In the above example, `dups`

is a simplified version of my list of lists (and I am using numbers instead of strings.) As you can notice, the above program takes some time to finish. I would like to improve dups so that a similar type of indexing can be done faster.

**Remark 1:** The above code essentially makes 1 + 2 + 3 + ... + n comparisons if dups has a length of n. This leads to n * (n+1)/2 comparisons. Since n = 100'000 in my case, this is already a lot of comparisons.

**Remark 2:** An obvious improvement would be to transform each sublist into a Python set and to consider a list of sets.
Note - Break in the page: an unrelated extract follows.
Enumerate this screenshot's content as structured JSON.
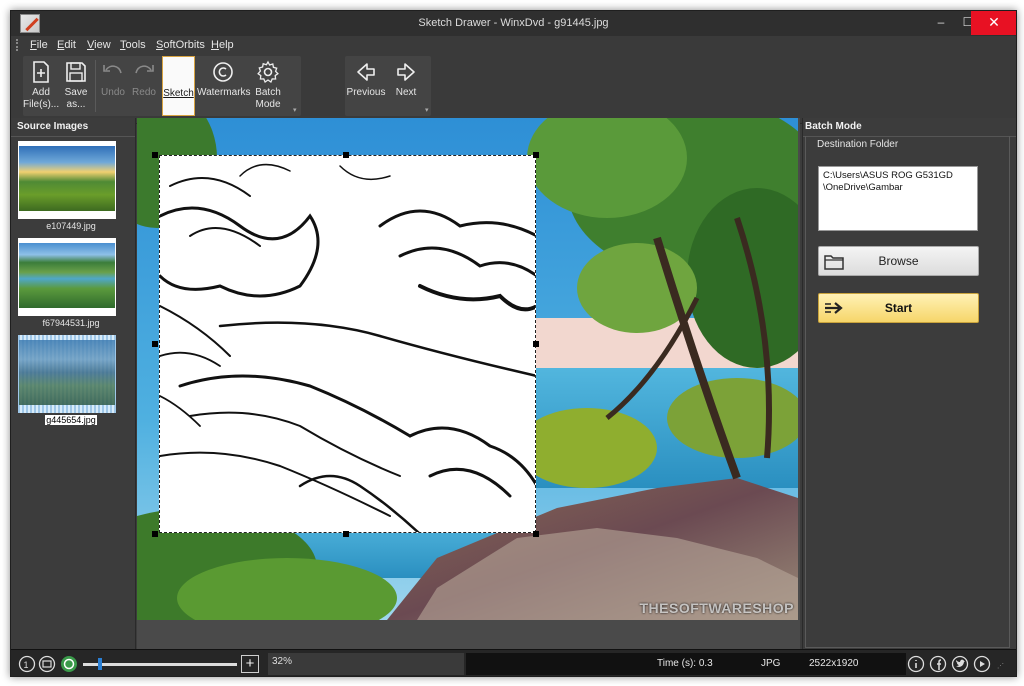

However, most of my sublists contain less than 3 images, so I doubt that this would greatly improve runtime.

**Remark 3:** Note that I can hardly control the order of the "incoming" images (basically I have to follow the article structure) and that I can not construct a full order inside the list of lists (since I can not break the sublists apart.) I have thus not figured out a way to implement binary search.